Earlier this month, artists like Lucy Dacus, PUP and Sadie Dupuis of Speedy Ortiz shared a SoundCloud link to a self-titled album by a band called Occult Classic. With a solid black album cover and no credits to be found, buzz about the album started to swirl on social media—though that probably wouldn’t have happened if the album wasn’t so mind-numbingly good. Fans immediately began to speculate about whether this was a supergroup whose members included the indie artists tweeting the link, but a close ear would tell you that Sarah Tudzin of Illuminati Hotties is indeed on lead vocals, later spelling out her band name several times on track seven “Content / Bedtime.” It was later confirmed as a new Illuminati Hotties mixtape, and it’s a big step up from their 2018 debut Kiss Yr Frenemies. It’s bolder, punkier and has some of the best rock hooks in recent memory. On their 12 songs (with goofy, lowercase track titles) and less than half-hour run time, you’ll hear tinges of phat electro-rock, invigorating riot grrrl and delectable twee-pop. —Lizzie Manno

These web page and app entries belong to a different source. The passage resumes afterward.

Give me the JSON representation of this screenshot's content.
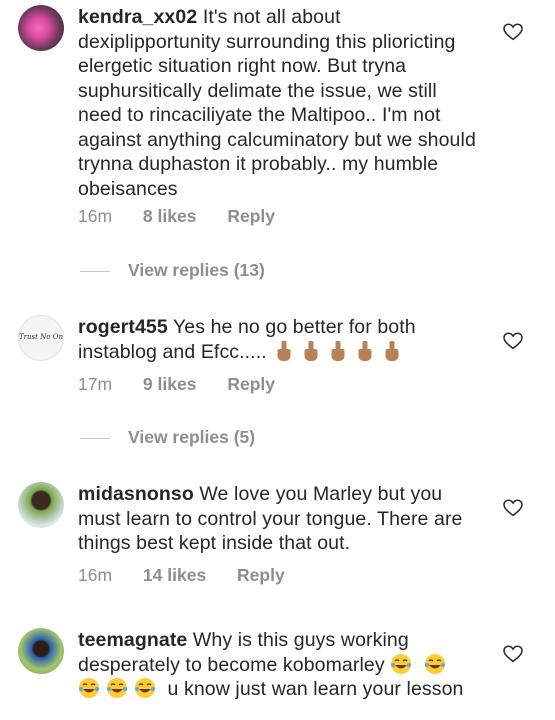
{
  "comments": [
    {
      "username": "kendra_xx02",
      "text": "It's not all about dexiplipportunity surrounding this plioricting elergetic situation right now. But tryna suphursitically delimate the issue, we still need to rincaciliyate the Maltipoo.. I'm not against anything calcuminatory but we should trynna duphaston it probably.. my humble obeisances",
      "time": "16m",
      "likes": "8 likes",
      "reply": "Reply",
      "view_replies": "View replies (13)"
    },
    {
      "username": "rogert455",
      "text": "Yes he no go better for both instablog and Efcc.....",
      "avatar_text": "Trust No One",
      "time": "17m",
      "likes": "9 likes",
      "reply": "Reply",
      "view_replies": "View replies (5)"
    },
    {
      "username": "midasnonso",
      "text": "We love you Marley but you must learn to control your tongue. There are things best kept inside that out.",
      "time": "16m",
      "likes": "14 likes",
      "reply": "Reply"
    },
    {
      "username": "teemagnate",
      "text_before": "Why is this guys working desperately to become kobomarley",
      "text_after": "u know just wan learn your lesson"
    }
  ],
  "icons": {
    "heart": "heart-outline-icon",
    "fist": "raised-fist-emoji",
    "laugh": "tears-of-joy-emoji"
  },
  "colors": {
    "text": "#262626",
    "meta": "#8e8e8e",
    "emoji_skin": "#b98256",
    "emoji_yellow": "#ffcc33"
  }
}
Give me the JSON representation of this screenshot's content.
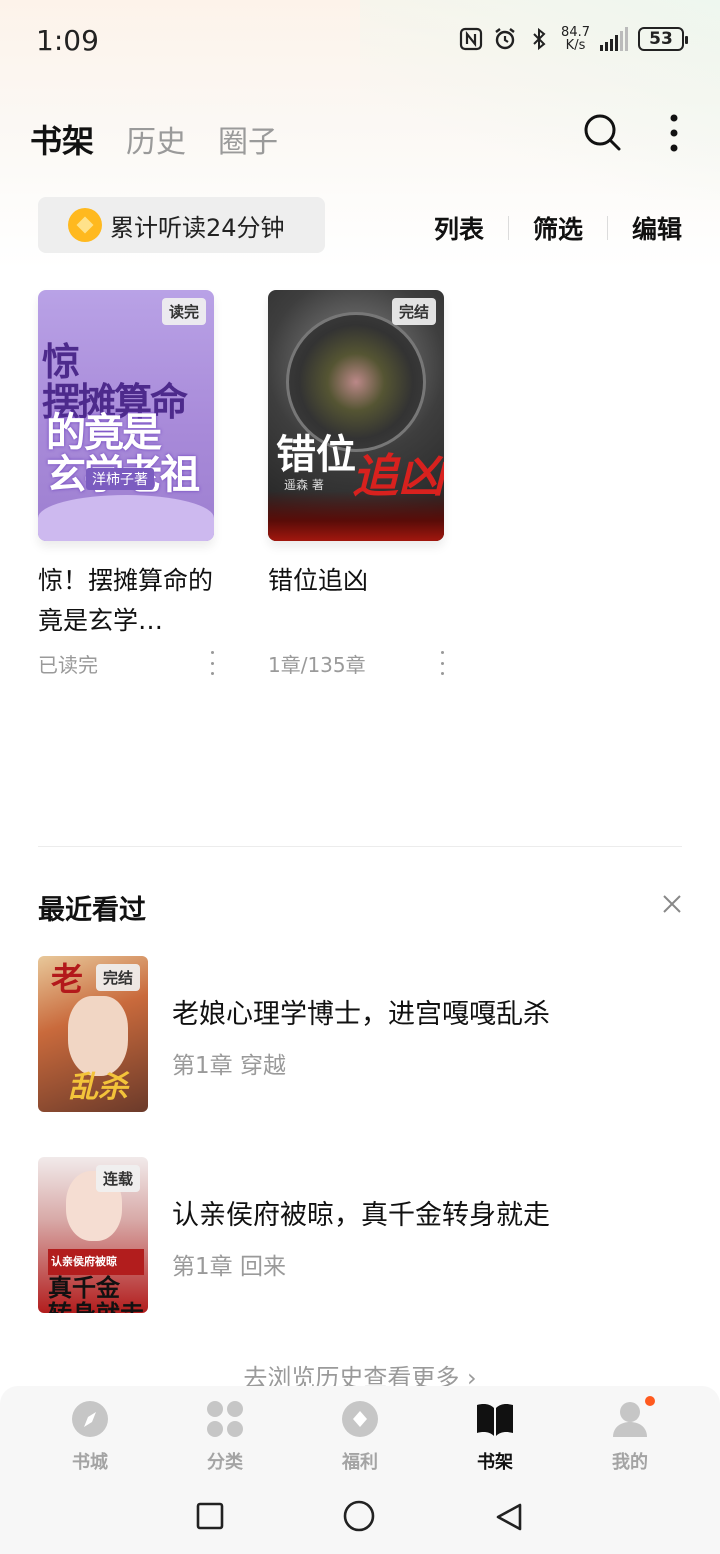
{
  "status_bar": {
    "time": "1:09",
    "net_speed_value": "84.7",
    "net_speed_unit": "K/s",
    "battery": "53",
    "icons": [
      "nfc-icon",
      "alarm-icon",
      "bluetooth-icon",
      "signal-icon",
      "battery-icon"
    ]
  },
  "header": {
    "tabs": [
      {
        "label": "书架",
        "active": true
      },
      {
        "label": "历史",
        "active": false
      },
      {
        "label": "圈子",
        "active": false
      }
    ],
    "search_icon": "search-icon",
    "more_icon": "more-vertical-icon"
  },
  "listen": {
    "icon": "coin-icon",
    "text": "累计听读24分钟"
  },
  "shelf_actions": [
    "列表",
    "筛选",
    "编辑"
  ],
  "shelf": [
    {
      "title": "惊！摆摊算命的竟是玄学…",
      "status_badge": "读完",
      "progress": "已读完",
      "cover_lines": [
        "惊",
        "摆摊算命",
        "的竟是",
        "玄学老祖",
        "洋柿子著"
      ]
    },
    {
      "title": "错位追凶",
      "status_badge": "完结",
      "progress": "1章/135章",
      "cover_lines": [
        "错位",
        "追凶",
        "遥森 著"
      ]
    }
  ],
  "recent": {
    "title": "最近看过",
    "close_icon": "close-icon",
    "items": [
      {
        "title": "老娘心理学博士，进宫嘎嘎乱杀",
        "chapter": "第1章 穿越",
        "status_badge": "完结",
        "cover_lines": [
          "老",
          "乱杀"
        ]
      },
      {
        "title": "认亲侯府被晾，真千金转身就走",
        "chapter": "第1章 回来",
        "status_badge": "连载",
        "cover_lines": [
          "认亲侯府被晾",
          "真千金",
          "转身就走"
        ]
      }
    ],
    "more_link": "去浏览历史查看更多 ›"
  },
  "bottom_nav": [
    {
      "label": "书城",
      "icon": "compass-icon",
      "active": false
    },
    {
      "label": "分类",
      "icon": "grid-icon",
      "active": false
    },
    {
      "label": "福利",
      "icon": "gift-coin-icon",
      "active": false
    },
    {
      "label": "书架",
      "icon": "bookshelf-icon",
      "active": true
    },
    {
      "label": "我的",
      "icon": "profile-icon",
      "active": false,
      "notification_dot": true
    }
  ],
  "system_nav": [
    "recent-apps-icon",
    "home-icon",
    "back-icon"
  ],
  "colors": {
    "accent_dot": "#ff5a1f",
    "coin": "#ffb91f",
    "inactive_text": "#9a9a9a",
    "active_text": "#111111"
  }
}
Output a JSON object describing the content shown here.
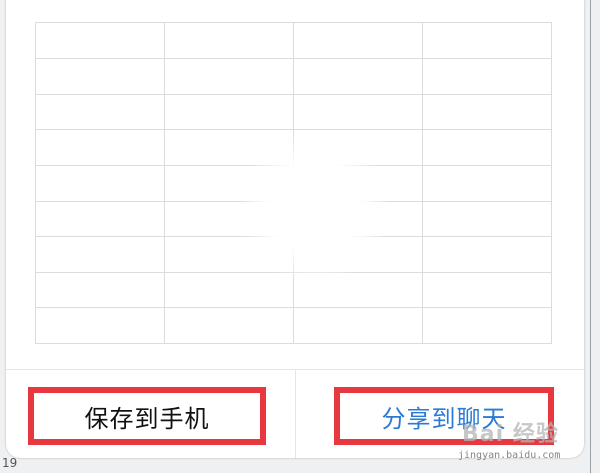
{
  "dialog": {
    "save_button_label": "保存到手机",
    "share_button_label": "分享到聊天"
  },
  "background": {
    "row_number": "19"
  },
  "watermark": {
    "main": "Bai 经验",
    "sub": "jingyan.baidu.com"
  },
  "colors": {
    "highlight_border": "#e8383f",
    "share_text": "#2a7ad6",
    "save_text": "#111111"
  }
}
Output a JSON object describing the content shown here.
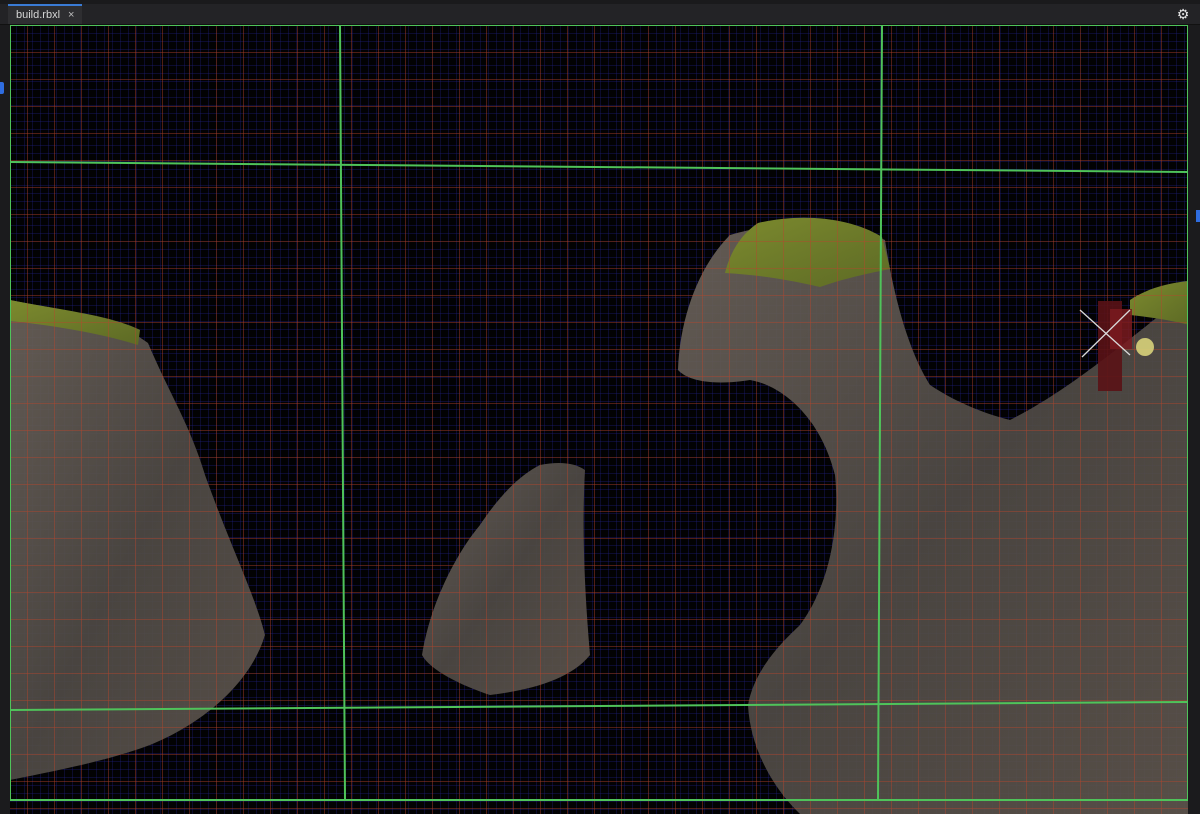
{
  "tab": {
    "title": "build.rbxl",
    "close_label": "×"
  },
  "toolbar": {
    "settings_icon": "gear-icon"
  },
  "viewport": {
    "grid_colors": {
      "minor": "#1e1e7a",
      "mid": "#b8452c",
      "major": "#4fc35a"
    },
    "terrain_colors": {
      "rock": "#5a534c",
      "moss": "#6e7a2c"
    }
  },
  "character": {
    "icon": "avatar-icon"
  }
}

“Dull ache turned sharp / Short breath, never caught,” Joe Casey repeats through the closing minute of “Day Without End,” his voice turning from detachment to anger, struggling above the hammering drums, guitars and horns as they remain largely unchanged except in their steadily building, brutally indifferent noise. This begins Protomartyr’s fifth album, Ultimate Success Today, and in many respects encapsulates the mission of the Detroit post-punk veterans’ music. From their first LP No Passion All Technique to their latest release especially, Protomartyr have had a preoccupation with failure, the volcanic eruption of small, petty lives confronting the overwhelming forces, both external and internal, that bind them to their insignificance and vise versa. Ultimate Success Today places that theme on an apocalyptic and disturbingly prescient scale. These tracks paint sketches of authoritarianism creeping dully into everyday life, soulless populism rooting its way into confused masses, animals trapped between choosing death or the pain that comes with surviving, and above all, the illusory promise of success in a world collapsing in on itself. It is, to put it lightly, not a happy world for Protomartyr. —Jack Meyer